Change can start small, but won’t see any lasting effects until we begin working together.

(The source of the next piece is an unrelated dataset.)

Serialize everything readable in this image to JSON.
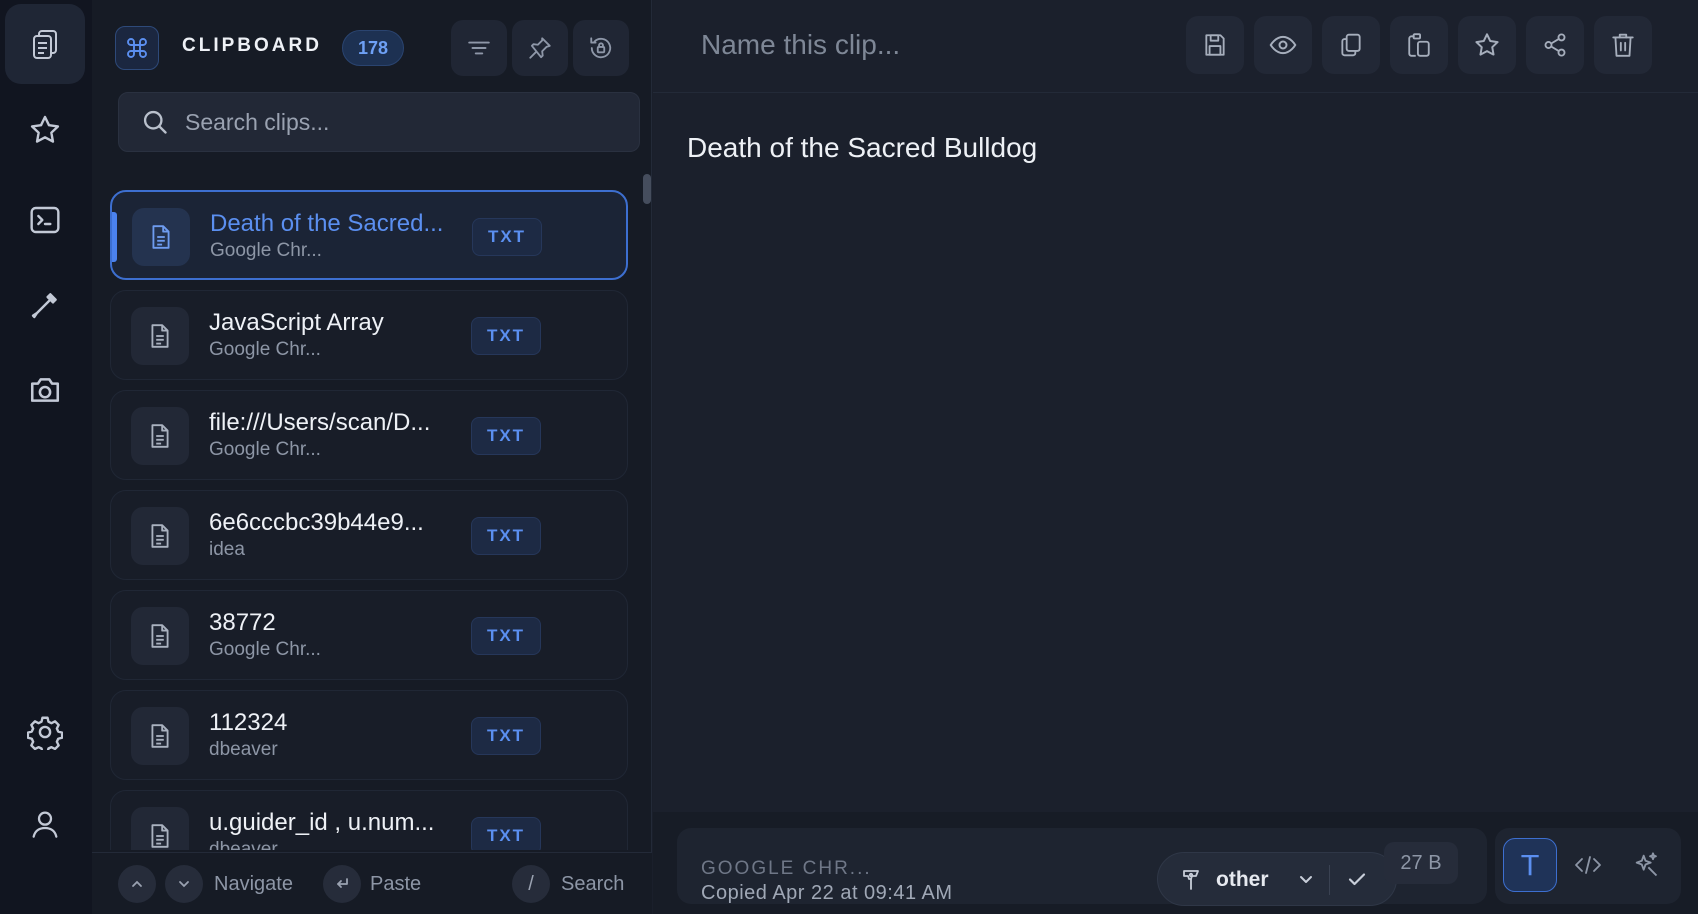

If you’re a designer interested in learning more about how you can incorporate responsibility into your work, let’s talk. 

It’s time to take responsible design from concept to reality.
It’s time to make it a Common Matter.

Let’s start.